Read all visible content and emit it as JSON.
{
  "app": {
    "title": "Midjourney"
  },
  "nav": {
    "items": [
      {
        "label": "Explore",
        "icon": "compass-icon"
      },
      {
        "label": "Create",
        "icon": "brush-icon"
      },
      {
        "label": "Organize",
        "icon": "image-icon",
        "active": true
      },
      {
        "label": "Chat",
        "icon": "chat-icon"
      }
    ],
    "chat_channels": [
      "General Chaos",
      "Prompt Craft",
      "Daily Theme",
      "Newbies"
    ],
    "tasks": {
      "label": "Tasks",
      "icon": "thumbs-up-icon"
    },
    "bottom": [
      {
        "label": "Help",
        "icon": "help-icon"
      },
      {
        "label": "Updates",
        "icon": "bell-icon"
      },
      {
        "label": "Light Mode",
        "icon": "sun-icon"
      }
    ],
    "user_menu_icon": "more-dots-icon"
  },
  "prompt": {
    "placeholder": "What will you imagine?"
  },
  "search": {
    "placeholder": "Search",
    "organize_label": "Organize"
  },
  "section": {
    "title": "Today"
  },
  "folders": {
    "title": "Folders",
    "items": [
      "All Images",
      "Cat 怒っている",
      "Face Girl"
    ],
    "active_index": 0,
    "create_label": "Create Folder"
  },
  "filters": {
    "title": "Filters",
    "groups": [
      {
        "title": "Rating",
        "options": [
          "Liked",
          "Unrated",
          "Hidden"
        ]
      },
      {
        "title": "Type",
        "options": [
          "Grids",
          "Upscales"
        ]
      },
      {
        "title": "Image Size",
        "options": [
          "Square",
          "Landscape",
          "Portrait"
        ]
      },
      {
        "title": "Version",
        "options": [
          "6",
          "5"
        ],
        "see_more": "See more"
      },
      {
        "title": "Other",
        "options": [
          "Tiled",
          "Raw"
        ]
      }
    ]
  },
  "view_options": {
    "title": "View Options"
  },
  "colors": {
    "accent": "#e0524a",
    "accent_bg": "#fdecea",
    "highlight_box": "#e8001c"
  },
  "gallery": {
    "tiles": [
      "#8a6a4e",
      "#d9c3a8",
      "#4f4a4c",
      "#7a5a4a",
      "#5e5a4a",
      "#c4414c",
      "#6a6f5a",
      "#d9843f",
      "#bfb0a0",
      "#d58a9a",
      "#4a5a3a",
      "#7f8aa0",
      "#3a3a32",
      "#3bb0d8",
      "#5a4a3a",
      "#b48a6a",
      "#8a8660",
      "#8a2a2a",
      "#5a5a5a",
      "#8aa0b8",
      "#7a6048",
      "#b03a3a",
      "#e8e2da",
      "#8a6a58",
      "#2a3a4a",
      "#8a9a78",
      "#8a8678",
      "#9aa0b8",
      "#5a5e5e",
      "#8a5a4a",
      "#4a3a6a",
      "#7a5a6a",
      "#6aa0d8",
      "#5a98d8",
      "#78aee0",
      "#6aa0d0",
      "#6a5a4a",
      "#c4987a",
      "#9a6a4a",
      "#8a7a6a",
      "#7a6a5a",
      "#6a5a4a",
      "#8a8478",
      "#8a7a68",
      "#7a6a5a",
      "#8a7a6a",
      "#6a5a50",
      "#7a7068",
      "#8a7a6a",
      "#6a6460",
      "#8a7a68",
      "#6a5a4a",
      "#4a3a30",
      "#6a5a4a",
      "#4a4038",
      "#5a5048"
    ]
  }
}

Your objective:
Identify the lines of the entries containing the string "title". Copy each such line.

Solution to this problem:
    "title": "Midjourney"
    "title": "Today"
    "title": "Folders",
    "title": "Filters",
        "title": "Rating",
        "title": "Type",
        "title": "Image Size",
        "title": "Version",
        "title": "Other",
    "title": "View Options"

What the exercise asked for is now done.